## What the task requires
Pictures stay out, but every line of the data is copied exactly.

## Supplied records
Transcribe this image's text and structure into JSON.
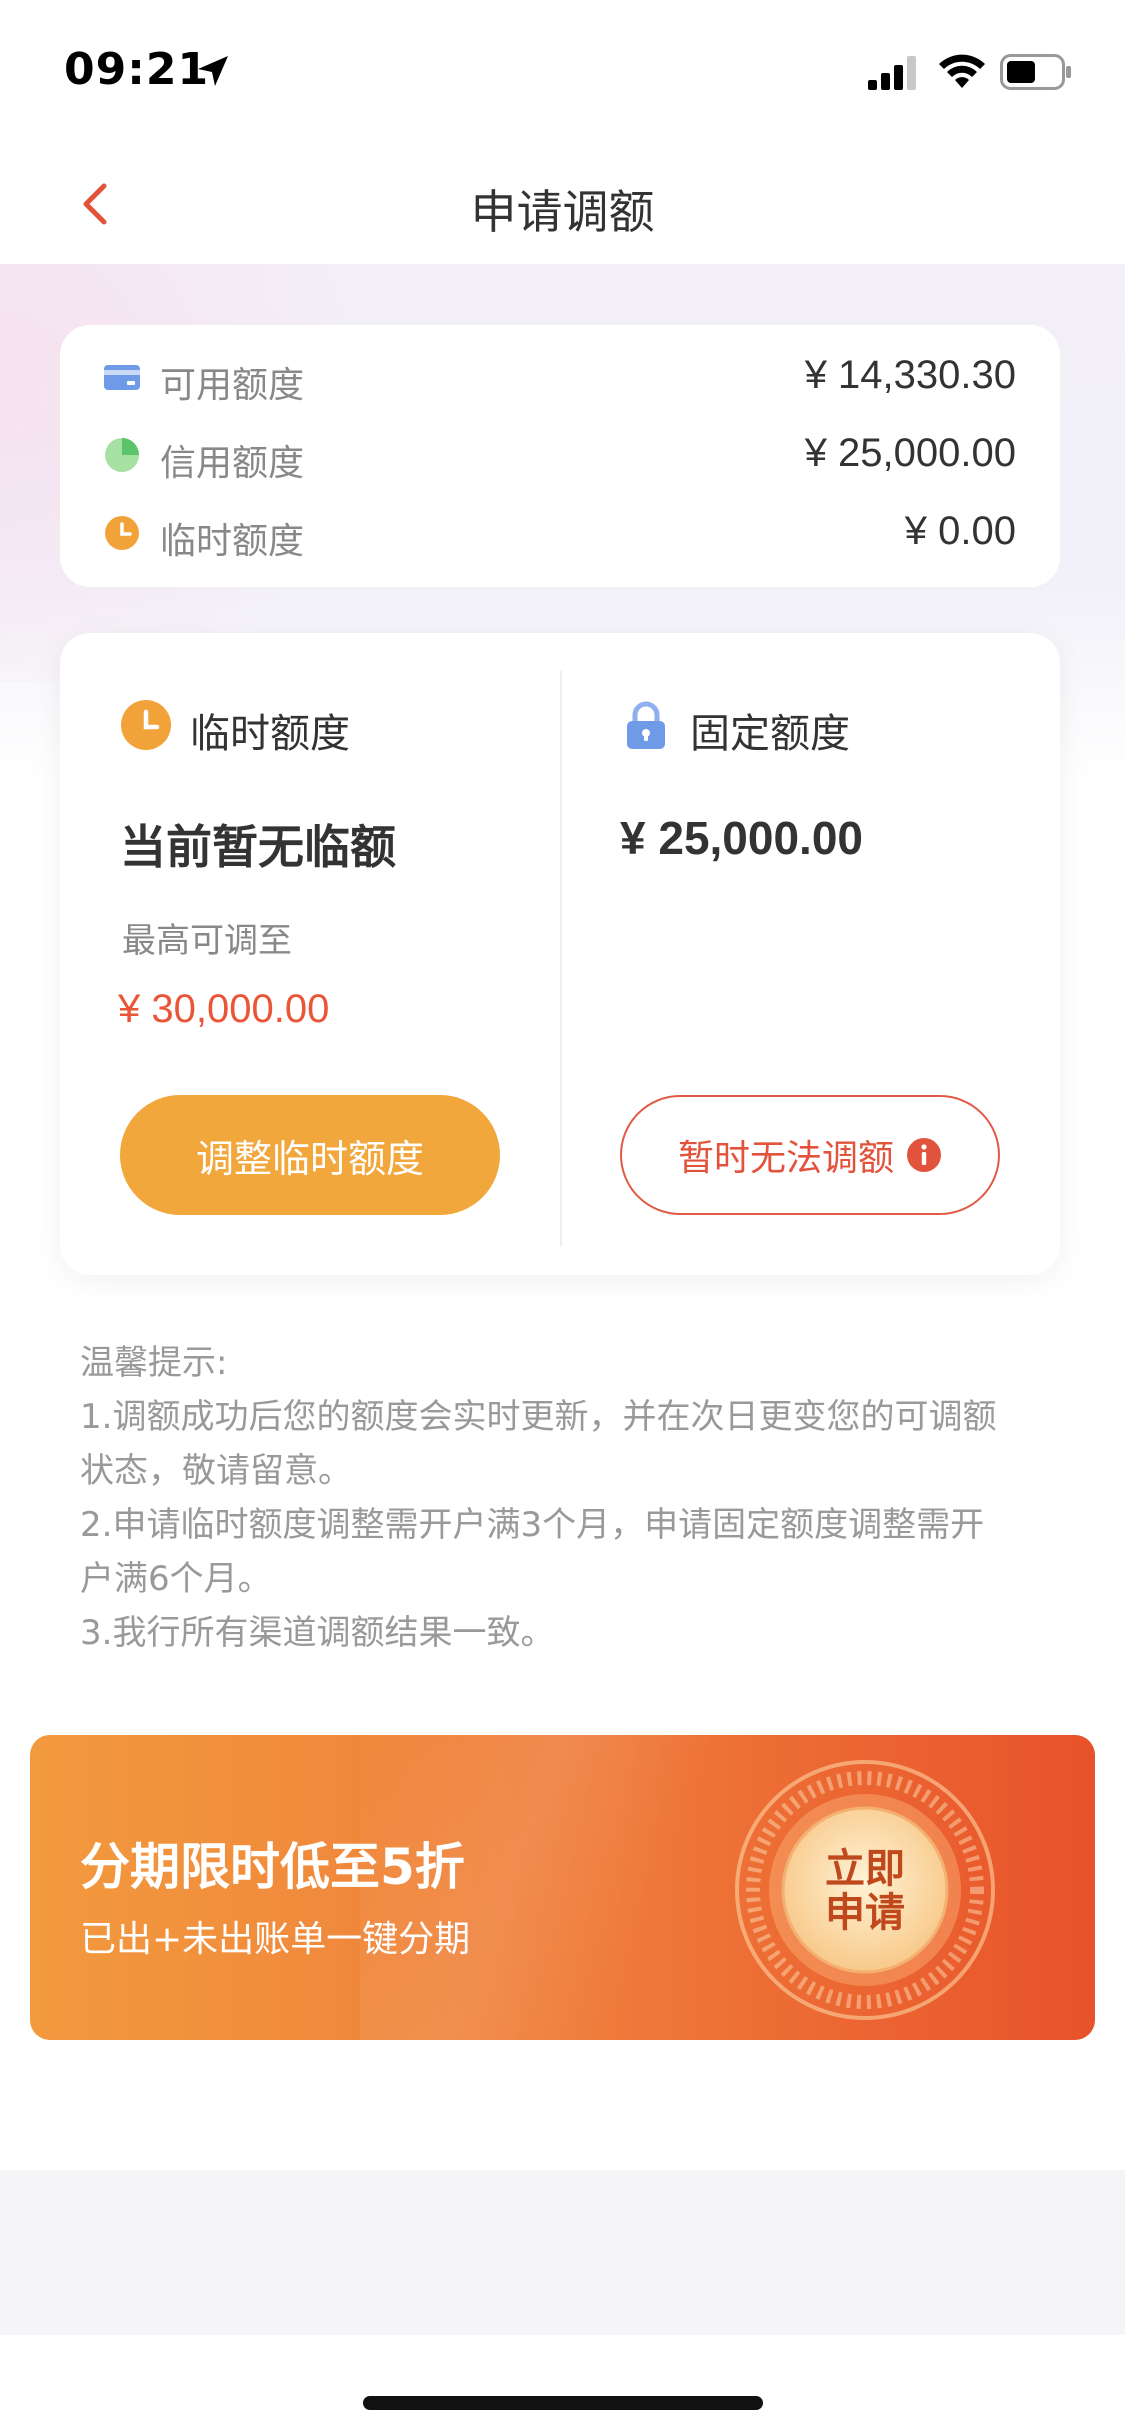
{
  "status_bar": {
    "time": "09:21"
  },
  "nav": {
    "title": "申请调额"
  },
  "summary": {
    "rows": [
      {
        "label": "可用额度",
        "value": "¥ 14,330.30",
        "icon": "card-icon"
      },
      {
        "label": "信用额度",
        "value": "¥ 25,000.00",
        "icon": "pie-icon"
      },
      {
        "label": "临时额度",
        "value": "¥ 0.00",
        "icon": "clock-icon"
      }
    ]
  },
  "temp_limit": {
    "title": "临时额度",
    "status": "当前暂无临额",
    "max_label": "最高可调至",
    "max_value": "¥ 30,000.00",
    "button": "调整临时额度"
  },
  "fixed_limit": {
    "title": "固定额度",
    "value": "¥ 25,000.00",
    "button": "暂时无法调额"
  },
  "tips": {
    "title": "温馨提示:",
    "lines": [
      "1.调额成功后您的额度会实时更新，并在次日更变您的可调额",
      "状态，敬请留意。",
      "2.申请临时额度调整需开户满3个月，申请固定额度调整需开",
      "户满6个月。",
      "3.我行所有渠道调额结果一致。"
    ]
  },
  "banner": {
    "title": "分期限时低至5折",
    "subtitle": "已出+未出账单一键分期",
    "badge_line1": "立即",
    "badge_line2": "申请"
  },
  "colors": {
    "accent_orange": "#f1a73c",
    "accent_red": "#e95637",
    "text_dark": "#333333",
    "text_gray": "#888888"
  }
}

## Result below
Transcribe this image's text and structure into JSON.
{
  "status_bar": {
    "time": "09:21"
  },
  "nav": {
    "title": "申请调额"
  },
  "summary": {
    "rows": [
      {
        "label": "可用额度",
        "value": "¥ 14,330.30",
        "icon": "card-icon"
      },
      {
        "label": "信用额度",
        "value": "¥ 25,000.00",
        "icon": "pie-icon"
      },
      {
        "label": "临时额度",
        "value": "¥ 0.00",
        "icon": "clock-icon"
      }
    ]
  },
  "temp_limit": {
    "title": "临时额度",
    "status": "当前暂无临额",
    "max_label": "最高可调至",
    "max_value": "¥ 30,000.00",
    "button": "调整临时额度"
  },
  "fixed_limit": {
    "title": "固定额度",
    "value": "¥ 25,000.00",
    "button": "暂时无法调额"
  },
  "tips": {
    "title": "温馨提示:",
    "lines": [
      "1.调额成功后您的额度会实时更新，并在次日更变您的可调额",
      "状态，敬请留意。",
      "2.申请临时额度调整需开户满3个月，申请固定额度调整需开",
      "户满6个月。",
      "3.我行所有渠道调额结果一致。"
    ]
  },
  "banner": {
    "title": "分期限时低至5折",
    "subtitle": "已出+未出账单一键分期",
    "badge_line1": "立即",
    "badge_line2": "申请"
  },
  "colors": {
    "accent_orange": "#f1a73c",
    "accent_red": "#e95637",
    "text_dark": "#333333",
    "text_gray": "#888888"
  }
}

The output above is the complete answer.